| Required work |
Copy each line of the material beneath that holds the word "Önceki".

| Given records |
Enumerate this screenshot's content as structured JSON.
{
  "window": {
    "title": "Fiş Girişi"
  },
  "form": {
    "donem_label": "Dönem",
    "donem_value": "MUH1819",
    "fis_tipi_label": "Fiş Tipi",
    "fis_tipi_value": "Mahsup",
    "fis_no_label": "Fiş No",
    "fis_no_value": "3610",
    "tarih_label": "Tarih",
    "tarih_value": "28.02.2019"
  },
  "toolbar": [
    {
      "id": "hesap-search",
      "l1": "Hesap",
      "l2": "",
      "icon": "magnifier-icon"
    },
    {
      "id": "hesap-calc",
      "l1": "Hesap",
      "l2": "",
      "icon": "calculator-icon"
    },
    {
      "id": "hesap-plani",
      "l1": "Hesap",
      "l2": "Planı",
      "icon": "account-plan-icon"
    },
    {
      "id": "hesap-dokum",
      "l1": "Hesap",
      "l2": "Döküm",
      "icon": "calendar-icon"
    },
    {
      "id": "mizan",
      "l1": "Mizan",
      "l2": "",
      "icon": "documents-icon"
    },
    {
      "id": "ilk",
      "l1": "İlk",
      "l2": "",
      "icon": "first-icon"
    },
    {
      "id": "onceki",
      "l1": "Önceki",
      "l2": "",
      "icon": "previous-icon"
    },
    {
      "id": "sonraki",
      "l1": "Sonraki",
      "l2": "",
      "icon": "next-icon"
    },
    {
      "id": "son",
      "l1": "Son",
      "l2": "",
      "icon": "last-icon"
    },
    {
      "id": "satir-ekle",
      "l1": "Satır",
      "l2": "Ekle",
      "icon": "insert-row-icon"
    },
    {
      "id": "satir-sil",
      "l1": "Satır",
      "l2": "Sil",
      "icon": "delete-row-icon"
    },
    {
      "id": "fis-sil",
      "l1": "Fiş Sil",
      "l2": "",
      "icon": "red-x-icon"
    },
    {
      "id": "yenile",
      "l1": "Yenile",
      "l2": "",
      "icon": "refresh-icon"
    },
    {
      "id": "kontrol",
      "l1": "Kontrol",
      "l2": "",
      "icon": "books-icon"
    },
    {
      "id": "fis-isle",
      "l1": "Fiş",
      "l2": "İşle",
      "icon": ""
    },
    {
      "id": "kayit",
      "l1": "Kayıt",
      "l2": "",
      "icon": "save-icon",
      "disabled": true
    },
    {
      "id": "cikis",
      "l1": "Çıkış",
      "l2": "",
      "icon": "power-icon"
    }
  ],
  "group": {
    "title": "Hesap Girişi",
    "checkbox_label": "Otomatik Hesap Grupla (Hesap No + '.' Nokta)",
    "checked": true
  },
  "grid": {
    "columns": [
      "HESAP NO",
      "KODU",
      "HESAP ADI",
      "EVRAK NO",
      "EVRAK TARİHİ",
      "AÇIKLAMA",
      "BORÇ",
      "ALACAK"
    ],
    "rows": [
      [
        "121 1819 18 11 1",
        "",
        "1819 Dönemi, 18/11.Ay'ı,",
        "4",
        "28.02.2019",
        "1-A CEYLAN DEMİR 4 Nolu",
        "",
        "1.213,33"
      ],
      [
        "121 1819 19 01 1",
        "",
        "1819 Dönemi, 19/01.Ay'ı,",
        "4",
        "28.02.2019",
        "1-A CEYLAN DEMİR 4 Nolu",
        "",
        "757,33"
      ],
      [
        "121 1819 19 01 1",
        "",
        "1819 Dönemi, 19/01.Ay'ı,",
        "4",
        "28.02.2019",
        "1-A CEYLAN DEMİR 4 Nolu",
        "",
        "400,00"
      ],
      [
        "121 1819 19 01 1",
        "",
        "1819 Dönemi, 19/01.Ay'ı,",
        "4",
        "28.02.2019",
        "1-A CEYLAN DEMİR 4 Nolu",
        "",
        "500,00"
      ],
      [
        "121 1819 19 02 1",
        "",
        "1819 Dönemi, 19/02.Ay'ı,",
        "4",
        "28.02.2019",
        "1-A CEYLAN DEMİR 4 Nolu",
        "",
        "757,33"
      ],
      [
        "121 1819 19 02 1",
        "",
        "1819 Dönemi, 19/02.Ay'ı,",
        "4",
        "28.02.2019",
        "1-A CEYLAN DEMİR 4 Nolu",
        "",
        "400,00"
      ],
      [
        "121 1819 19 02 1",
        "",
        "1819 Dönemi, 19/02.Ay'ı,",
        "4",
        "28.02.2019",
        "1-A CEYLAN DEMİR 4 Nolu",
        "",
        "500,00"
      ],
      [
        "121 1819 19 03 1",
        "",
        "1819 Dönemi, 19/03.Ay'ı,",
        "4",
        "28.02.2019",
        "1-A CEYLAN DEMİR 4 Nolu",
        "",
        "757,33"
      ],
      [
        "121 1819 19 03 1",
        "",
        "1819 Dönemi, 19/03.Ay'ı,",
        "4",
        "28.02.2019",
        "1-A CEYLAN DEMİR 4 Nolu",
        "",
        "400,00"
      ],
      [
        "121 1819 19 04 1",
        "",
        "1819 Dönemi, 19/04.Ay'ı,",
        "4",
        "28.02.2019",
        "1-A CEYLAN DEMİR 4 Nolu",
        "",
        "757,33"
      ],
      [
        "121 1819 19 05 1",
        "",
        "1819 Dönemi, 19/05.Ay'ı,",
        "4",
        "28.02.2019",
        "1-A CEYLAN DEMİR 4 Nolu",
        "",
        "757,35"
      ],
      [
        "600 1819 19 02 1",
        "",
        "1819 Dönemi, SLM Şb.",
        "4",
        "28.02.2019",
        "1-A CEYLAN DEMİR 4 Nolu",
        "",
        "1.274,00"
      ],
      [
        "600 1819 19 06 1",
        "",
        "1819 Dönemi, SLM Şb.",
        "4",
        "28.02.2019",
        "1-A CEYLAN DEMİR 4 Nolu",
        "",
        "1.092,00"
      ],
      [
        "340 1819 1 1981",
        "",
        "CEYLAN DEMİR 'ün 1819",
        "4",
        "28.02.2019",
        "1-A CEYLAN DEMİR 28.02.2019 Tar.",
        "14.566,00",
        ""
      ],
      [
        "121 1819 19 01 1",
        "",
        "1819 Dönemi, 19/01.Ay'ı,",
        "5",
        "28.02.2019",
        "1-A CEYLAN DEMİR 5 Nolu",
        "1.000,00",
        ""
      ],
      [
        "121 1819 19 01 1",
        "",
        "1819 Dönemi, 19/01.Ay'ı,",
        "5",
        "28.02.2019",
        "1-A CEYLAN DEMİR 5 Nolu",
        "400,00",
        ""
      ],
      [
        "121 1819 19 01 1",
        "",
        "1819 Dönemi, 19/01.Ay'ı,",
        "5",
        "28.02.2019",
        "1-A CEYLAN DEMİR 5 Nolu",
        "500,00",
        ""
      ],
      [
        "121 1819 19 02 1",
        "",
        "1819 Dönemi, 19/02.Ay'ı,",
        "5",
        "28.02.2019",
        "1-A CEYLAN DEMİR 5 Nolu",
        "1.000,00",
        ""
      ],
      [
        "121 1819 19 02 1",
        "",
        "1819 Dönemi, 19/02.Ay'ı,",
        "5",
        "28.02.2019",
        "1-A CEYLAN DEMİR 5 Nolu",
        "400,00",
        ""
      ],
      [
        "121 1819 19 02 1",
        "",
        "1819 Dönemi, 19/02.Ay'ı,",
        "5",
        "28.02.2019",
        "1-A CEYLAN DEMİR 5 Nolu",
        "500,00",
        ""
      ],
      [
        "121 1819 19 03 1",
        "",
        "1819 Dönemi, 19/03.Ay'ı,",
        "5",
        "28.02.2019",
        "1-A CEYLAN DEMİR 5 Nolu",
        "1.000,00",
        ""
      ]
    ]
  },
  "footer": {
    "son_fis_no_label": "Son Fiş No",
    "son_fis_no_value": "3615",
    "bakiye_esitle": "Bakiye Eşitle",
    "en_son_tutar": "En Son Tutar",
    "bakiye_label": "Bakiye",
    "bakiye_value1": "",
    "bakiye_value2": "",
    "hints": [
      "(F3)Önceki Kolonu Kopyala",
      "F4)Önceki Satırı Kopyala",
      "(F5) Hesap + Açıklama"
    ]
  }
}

| Solution below |
      "l1": "Önceki",
      "(F3)Önceki Kolonu Kopyala",
      "F4)Önceki Satırı Kopyala",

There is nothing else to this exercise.